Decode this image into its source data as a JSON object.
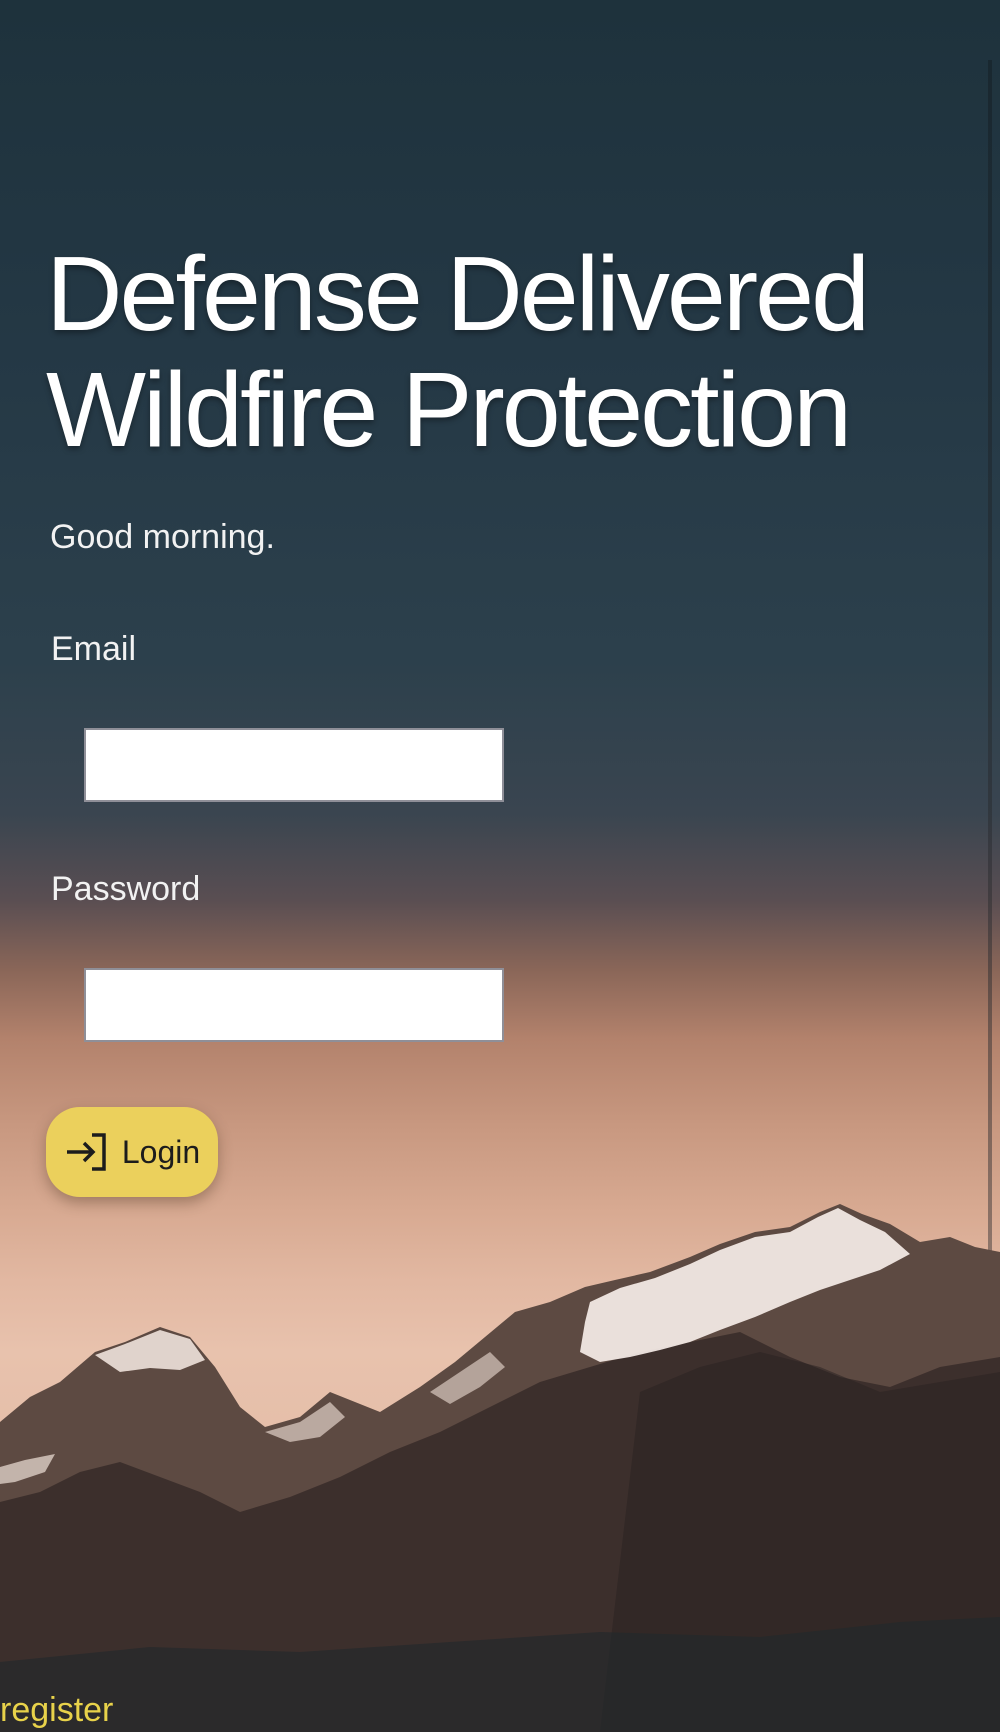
{
  "hero": {
    "title_line1": "Defense Delivered",
    "title_line2": "Wildfire Protection"
  },
  "greeting": "Good morning.",
  "form": {
    "email_label": "Email",
    "email_value": "",
    "password_label": "Password",
    "password_value": ""
  },
  "login_button": {
    "label": "Login",
    "icon": "login-arrow-icon",
    "color": "#ebd05c"
  },
  "register_link": {
    "label": "register",
    "color": "#e8d24a"
  }
}
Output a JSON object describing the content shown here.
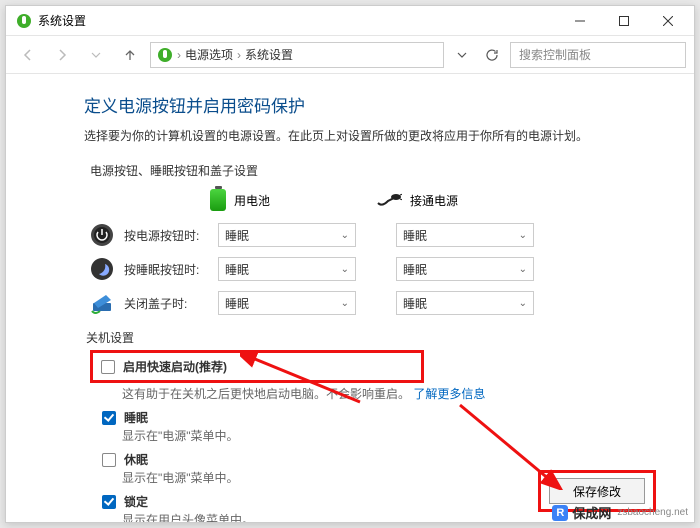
{
  "window": {
    "title": "系统设置",
    "min_label": "最小化",
    "max_label": "最大化",
    "close_label": "关闭"
  },
  "nav": {
    "back": "后退",
    "forward": "前进",
    "up": "上一级",
    "breadcrumb_1": "电源选项",
    "breadcrumb_2": "系统设置",
    "search_placeholder": "搜索控制面板"
  },
  "page": {
    "heading": "定义电源按钮并启用密码保护",
    "description": "选择要为你的计算机设置的电源设置。在此页上对设置所做的更改将应用于你所有的电源计划。"
  },
  "section1": {
    "title": "电源按钮、睡眠按钮和盖子设置",
    "col_battery": "用电池",
    "col_plugged": "接通电源",
    "row_power_btn": "按电源按钮时:",
    "row_sleep_btn": "按睡眠按钮时:",
    "row_lid": "关闭盖子时:",
    "value_sleep": "睡眠"
  },
  "section2": {
    "title": "关机设置",
    "fast_startup": "启用快速启动(推荐)",
    "fast_startup_desc_1": "这有助于在关机之后更快地启动电脑。不会影响重启。",
    "fast_startup_link": "了解更多信息",
    "sleep": "睡眠",
    "sleep_desc": "显示在\"电源\"菜单中。",
    "hibernate": "休眠",
    "hibernate_desc": "显示在\"电源\"菜单中。",
    "lock": "锁定",
    "lock_desc": "显示在用户头像菜单中。"
  },
  "footer": {
    "save_btn": "保存修改"
  },
  "watermark": {
    "cn": "保成网",
    "en": "zsbaocheng.net"
  }
}
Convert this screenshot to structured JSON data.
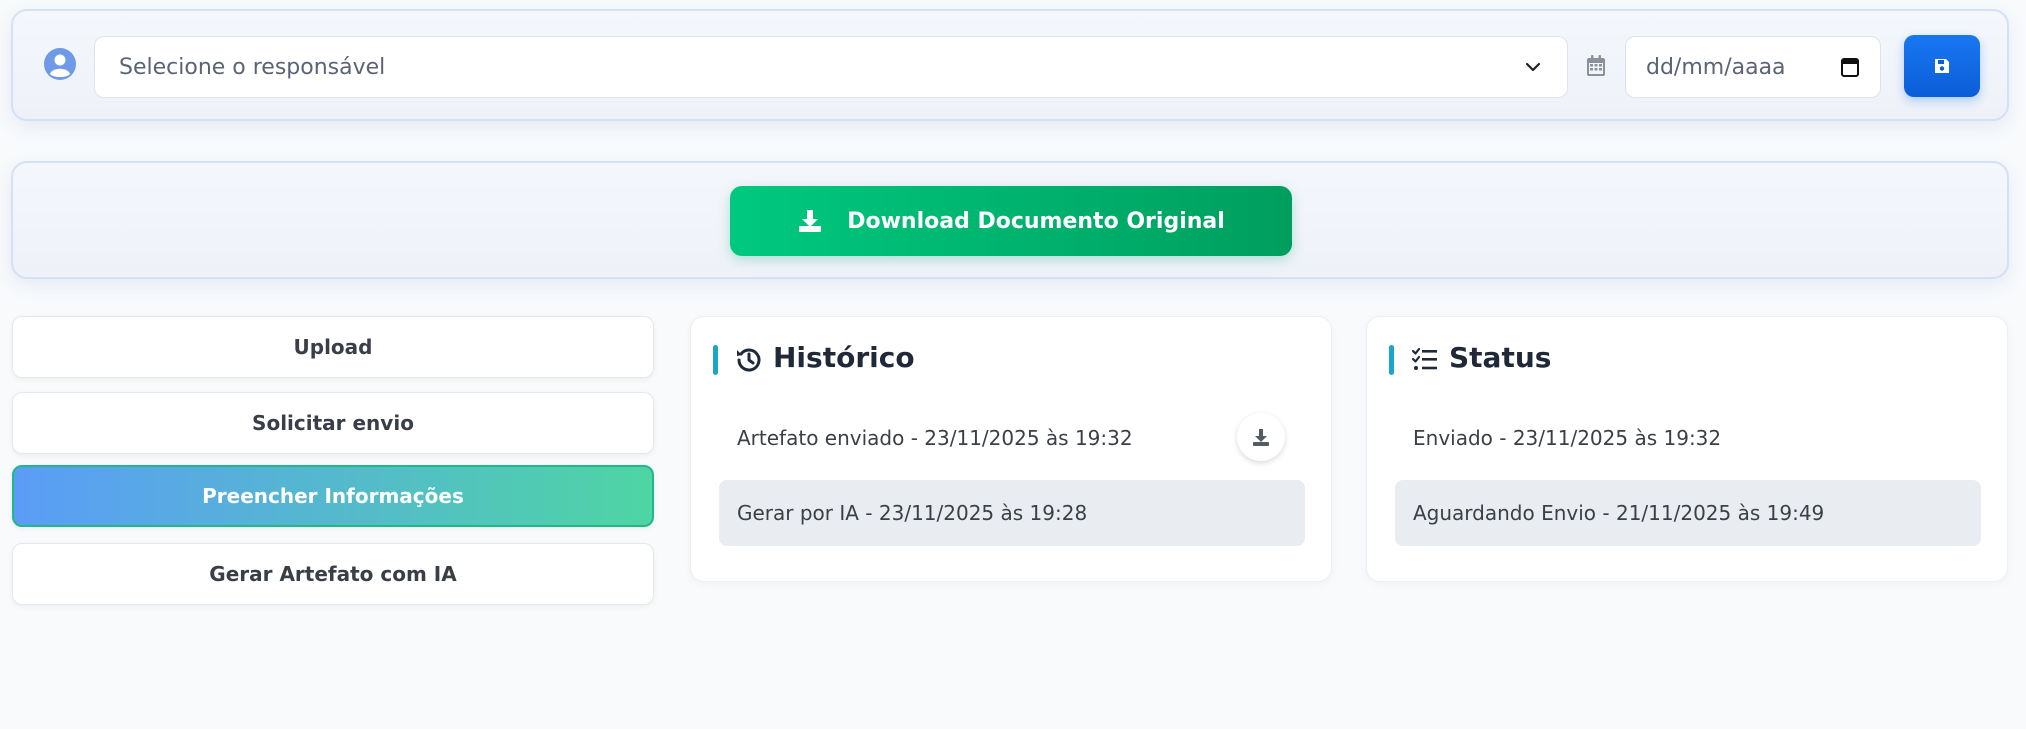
{
  "header": {
    "responsible_placeholder": "Selecione o responsável",
    "date_placeholder": "dd/mm/aaaa"
  },
  "download": {
    "label": "Download Documento Original"
  },
  "sidebar": {
    "buttons": [
      {
        "label": "Upload",
        "active": false
      },
      {
        "label": "Solicitar envio",
        "active": false
      },
      {
        "label": "Preencher Informações",
        "active": true
      },
      {
        "label": "Gerar Artefato com IA",
        "active": false
      }
    ]
  },
  "history": {
    "title": "Histórico",
    "items": [
      {
        "text": "Artefato enviado - 23/11/2025 às 19:32"
      },
      {
        "text": "Gerar por IA - 23/11/2025 às 19:28"
      }
    ]
  },
  "status": {
    "title": "Status",
    "items": [
      {
        "text": "Enviado - 23/11/2025 às 19:32"
      },
      {
        "text": "Aguardando Envio - 21/11/2025 às 19:49"
      }
    ]
  },
  "colors": {
    "primary": "#0d6efd",
    "success": "#00b36b",
    "accent": "#19a6c9"
  }
}
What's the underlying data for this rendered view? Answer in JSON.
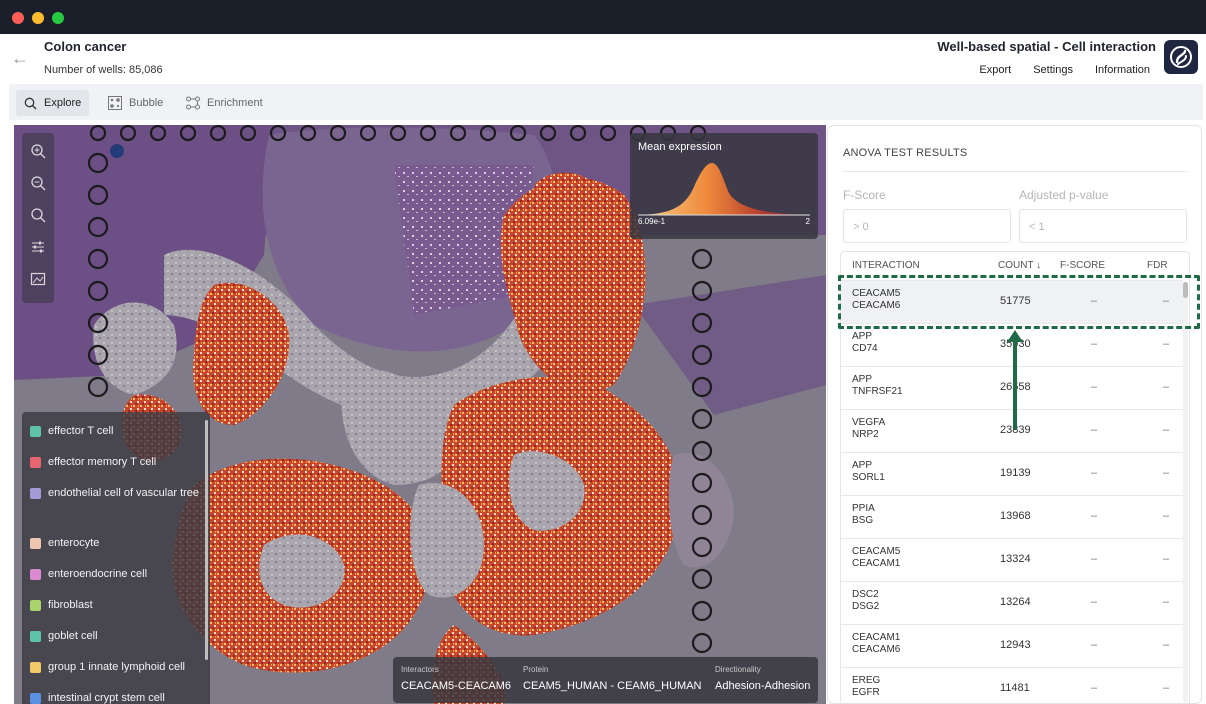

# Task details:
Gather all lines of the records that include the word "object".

# Task response:
Decode this image into its source data as a JSON object.
Output a JSON object describing the content shown here.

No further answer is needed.